## WHAT YOU WILL DO
Scan the data below for lines holding the word "STONE", and copy each line found.

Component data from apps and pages

★ ★ ★

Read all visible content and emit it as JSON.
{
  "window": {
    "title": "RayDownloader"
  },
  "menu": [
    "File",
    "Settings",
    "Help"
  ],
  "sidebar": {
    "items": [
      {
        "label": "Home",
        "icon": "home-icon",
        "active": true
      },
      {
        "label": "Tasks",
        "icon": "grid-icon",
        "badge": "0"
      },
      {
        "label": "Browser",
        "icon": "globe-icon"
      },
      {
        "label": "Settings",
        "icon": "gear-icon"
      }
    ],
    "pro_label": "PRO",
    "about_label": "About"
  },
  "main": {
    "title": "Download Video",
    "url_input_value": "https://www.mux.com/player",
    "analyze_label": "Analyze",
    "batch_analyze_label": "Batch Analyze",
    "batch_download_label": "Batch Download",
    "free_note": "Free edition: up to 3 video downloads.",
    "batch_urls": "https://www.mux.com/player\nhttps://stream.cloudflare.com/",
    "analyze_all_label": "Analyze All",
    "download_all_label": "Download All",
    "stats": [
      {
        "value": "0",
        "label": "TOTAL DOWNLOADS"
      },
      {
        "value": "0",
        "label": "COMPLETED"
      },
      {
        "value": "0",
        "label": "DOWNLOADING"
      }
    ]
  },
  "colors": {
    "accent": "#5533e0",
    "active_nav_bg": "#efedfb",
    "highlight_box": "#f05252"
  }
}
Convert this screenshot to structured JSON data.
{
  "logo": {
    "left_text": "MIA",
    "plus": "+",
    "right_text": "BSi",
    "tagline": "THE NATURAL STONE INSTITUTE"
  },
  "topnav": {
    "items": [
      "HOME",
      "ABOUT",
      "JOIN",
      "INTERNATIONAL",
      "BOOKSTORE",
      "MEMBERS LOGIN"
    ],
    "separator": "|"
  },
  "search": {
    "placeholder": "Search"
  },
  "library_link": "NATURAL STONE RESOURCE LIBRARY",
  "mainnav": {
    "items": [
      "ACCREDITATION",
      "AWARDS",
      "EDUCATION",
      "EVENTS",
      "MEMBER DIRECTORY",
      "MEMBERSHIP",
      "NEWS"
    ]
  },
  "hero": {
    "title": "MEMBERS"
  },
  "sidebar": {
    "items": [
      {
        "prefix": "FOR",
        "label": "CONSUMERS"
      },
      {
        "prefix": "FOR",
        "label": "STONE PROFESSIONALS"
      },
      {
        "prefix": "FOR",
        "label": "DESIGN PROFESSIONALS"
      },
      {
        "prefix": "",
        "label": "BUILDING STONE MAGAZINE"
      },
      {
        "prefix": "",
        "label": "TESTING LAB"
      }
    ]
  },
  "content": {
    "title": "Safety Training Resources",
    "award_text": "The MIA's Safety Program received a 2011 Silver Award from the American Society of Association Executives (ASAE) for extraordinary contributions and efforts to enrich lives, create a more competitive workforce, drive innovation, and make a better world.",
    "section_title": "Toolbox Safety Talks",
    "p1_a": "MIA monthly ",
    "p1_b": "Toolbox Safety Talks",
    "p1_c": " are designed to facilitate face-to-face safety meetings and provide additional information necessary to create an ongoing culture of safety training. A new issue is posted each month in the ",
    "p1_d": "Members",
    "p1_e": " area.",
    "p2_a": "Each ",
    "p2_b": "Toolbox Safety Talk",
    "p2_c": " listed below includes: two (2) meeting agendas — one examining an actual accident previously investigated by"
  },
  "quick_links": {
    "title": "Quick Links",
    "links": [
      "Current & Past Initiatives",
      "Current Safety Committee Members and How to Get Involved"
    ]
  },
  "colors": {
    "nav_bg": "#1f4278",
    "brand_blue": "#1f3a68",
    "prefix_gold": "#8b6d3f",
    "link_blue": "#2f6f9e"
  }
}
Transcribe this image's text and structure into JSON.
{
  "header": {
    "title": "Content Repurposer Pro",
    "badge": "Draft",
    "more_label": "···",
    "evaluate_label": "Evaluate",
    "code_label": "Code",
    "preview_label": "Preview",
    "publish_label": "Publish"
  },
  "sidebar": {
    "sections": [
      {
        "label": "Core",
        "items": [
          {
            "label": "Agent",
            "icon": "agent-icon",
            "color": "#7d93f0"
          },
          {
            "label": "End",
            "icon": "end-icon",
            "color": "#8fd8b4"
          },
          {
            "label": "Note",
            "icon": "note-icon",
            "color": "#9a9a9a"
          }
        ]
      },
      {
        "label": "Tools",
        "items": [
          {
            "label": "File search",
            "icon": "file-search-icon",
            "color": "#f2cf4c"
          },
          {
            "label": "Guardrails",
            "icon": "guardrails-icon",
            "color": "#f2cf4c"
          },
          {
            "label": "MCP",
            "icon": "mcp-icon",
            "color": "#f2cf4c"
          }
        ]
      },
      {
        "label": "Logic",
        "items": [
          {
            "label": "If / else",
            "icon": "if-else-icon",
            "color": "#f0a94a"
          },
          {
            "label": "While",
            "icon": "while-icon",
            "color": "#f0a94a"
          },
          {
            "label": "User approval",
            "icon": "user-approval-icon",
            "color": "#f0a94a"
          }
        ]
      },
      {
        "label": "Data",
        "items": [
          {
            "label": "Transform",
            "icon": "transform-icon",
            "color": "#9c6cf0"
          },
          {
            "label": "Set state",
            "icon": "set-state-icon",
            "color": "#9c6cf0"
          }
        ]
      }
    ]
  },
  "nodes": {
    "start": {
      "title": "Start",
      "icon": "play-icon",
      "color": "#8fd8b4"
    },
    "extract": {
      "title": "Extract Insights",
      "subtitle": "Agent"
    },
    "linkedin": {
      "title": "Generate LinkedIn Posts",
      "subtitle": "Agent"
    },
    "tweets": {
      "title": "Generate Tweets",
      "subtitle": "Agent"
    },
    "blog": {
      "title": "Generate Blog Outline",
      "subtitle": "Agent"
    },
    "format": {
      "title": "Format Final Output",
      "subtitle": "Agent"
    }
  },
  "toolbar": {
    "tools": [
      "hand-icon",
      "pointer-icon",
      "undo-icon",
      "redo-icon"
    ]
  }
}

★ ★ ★

## ANSWER BOX
    "tagline": "THE NATURAL STONE INSTITUTE"
  "library_link": "NATURAL STONE RESOURCE LIBRARY",
        "label": "STONE PROFESSIONALS"
        "label": "BUILDING STONE MAGAZINE"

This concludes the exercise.